The New York Times, the WSJ Health Blog and others wrote last week about a new consortium that will develop global research programs geared toward determining which patients would be at risk of drug-related serious adverse events.
The consortium, called the International Serious Adverse Events Consortium (SAEC) is comprised of seven pharmaceutical companies, including Johnson & Johnson Pharmaceutical Research & Development (J&JPRD), and academic institutions with scientific and strategic input from the US FDA. The consortium will start by trying to find genetic predictors of that are associated with drug-related liver toxicity and Stevens-Johnson Syndrome.

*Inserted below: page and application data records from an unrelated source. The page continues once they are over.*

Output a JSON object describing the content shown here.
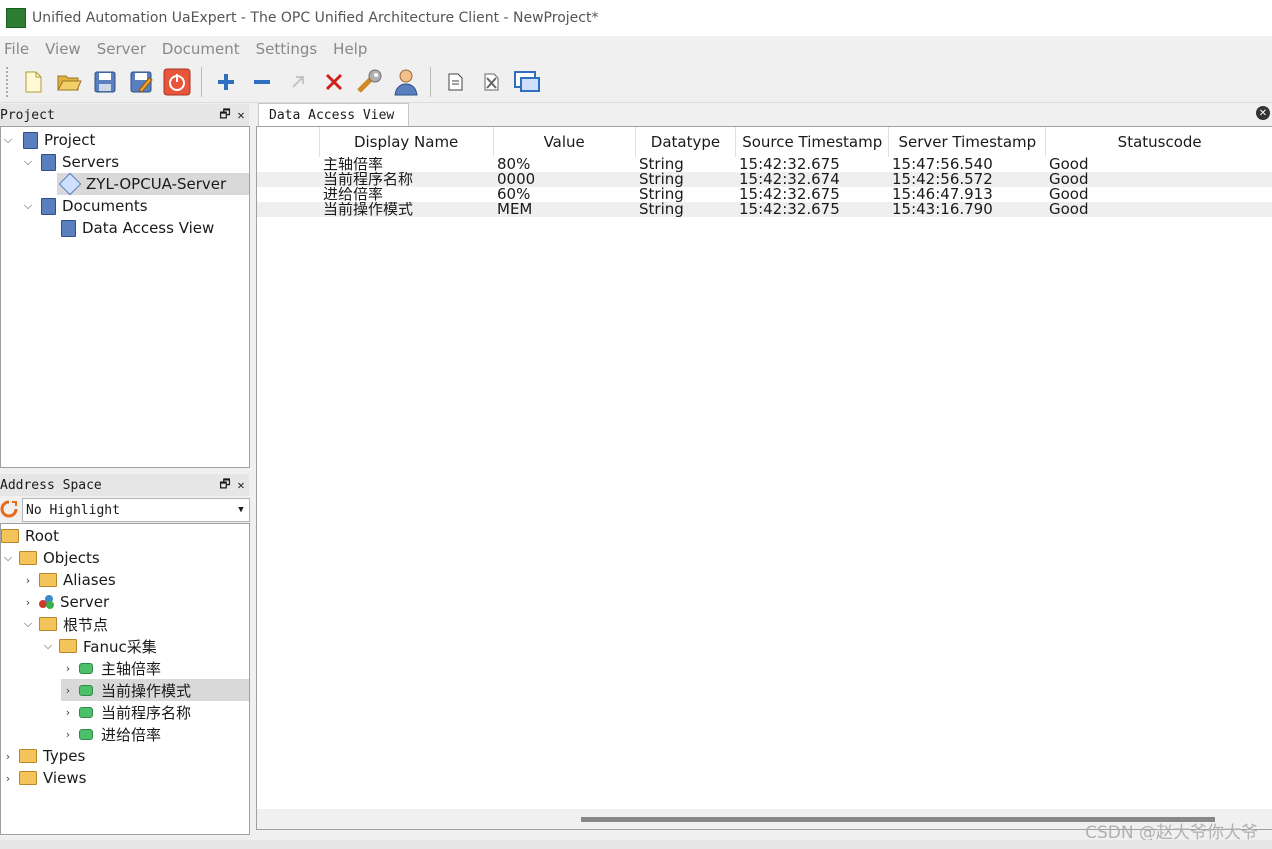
{
  "window": {
    "title": "Unified Automation UaExpert - The OPC Unified Architecture Client - NewProject*"
  },
  "menu": [
    "File",
    "View",
    "Server",
    "Document",
    "Settings",
    "Help"
  ],
  "toolbar": {
    "buttons": [
      "new-project-icon",
      "open-project-icon",
      "save-project-icon",
      "save-as-icon",
      "quit-icon",
      "add-server-icon",
      "remove-server-icon",
      "connect-server-icon",
      "disconnect-server-icon",
      "settings-wrench-icon",
      "user-icon",
      "add-document-icon",
      "remove-document-icon",
      "window-view-icon"
    ]
  },
  "project_panel": {
    "title": "Project",
    "tree": [
      {
        "label": "Project",
        "level": 0,
        "icon": "book",
        "expanded": true
      },
      {
        "label": "Servers",
        "level": 1,
        "icon": "book",
        "expanded": true
      },
      {
        "label": "ZYL-OPCUA-Server",
        "level": 2,
        "icon": "server",
        "selected": true
      },
      {
        "label": "Documents",
        "level": 1,
        "icon": "book",
        "expanded": true
      },
      {
        "label": "Data Access View",
        "level": 2,
        "icon": "book"
      }
    ]
  },
  "address_panel": {
    "title": "Address Space",
    "highlight": "No Highlight",
    "tree": [
      {
        "label": "Root",
        "level": 0,
        "icon": "folder",
        "expanded": true
      },
      {
        "label": "Objects",
        "level": 0,
        "icon": "folder",
        "expanded": true
      },
      {
        "label": "Aliases",
        "level": 1,
        "icon": "folder",
        "expanded": false
      },
      {
        "label": "Server",
        "level": 1,
        "icon": "server",
        "expanded": false
      },
      {
        "label": "根节点",
        "level": 1,
        "icon": "folder",
        "expanded": true
      },
      {
        "label": "Fanuc采集",
        "level": 2,
        "icon": "folder",
        "expanded": true
      },
      {
        "label": "主轴倍率",
        "level": 3,
        "icon": "var",
        "expanded": false
      },
      {
        "label": "当前操作模式",
        "level": 3,
        "icon": "var",
        "expanded": false,
        "selected": true
      },
      {
        "label": "当前程序名称",
        "level": 3,
        "icon": "var",
        "expanded": false
      },
      {
        "label": "进给倍率",
        "level": 3,
        "icon": "var",
        "expanded": false
      },
      {
        "label": "Types",
        "level": 0,
        "icon": "folder",
        "expanded": false
      },
      {
        "label": "Views",
        "level": 0,
        "icon": "folder",
        "expanded": false
      }
    ]
  },
  "data_view": {
    "tab_label": "Data Access View",
    "columns": [
      "",
      "Display Name",
      "Value",
      "Datatype",
      "Source Timestamp",
      "Server Timestamp",
      "Statuscode"
    ],
    "rows": [
      [
        "",
        "主轴倍率",
        "80%",
        "String",
        "15:42:32.675",
        "15:47:56.540",
        "Good"
      ],
      [
        "",
        "当前程序名称",
        "0000",
        "String",
        "15:42:32.674",
        "15:42:56.572",
        "Good"
      ],
      [
        "",
        "进给倍率",
        "60%",
        "String",
        "15:42:32.675",
        "15:46:47.913",
        "Good"
      ],
      [
        "",
        "当前操作模式",
        "MEM",
        "String",
        "15:42:32.675",
        "15:43:16.790",
        "Good"
      ]
    ]
  },
  "watermark": "CSDN @赵大爷你大爷"
}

Hearing about this, I did a bit of digging and learned that J&J PRD got involved in this from the very start, recognizing that by collaborating and sharing data with others in this way, the consortium could generate information that might really have an impact on patient health.The SAEC will examine the impact genes can have on how individuals respond to medicines and the results from the studies will be made available to the research community. Although the FDA isn't formally a member of the consortium, the agency will work with the consortium. Janet Woodcock, the FDA's chief medical office, told the Chicago Tribune:
Given the considerable size and cost of conducting safety studies, a coordinated strategic partnership between industry, academia and government can more rapidly advance this critical science.]
It's the first such collaboration of its kind, and while it's too early to say what the impact of this will be, pooling knowledge seems a good place to start.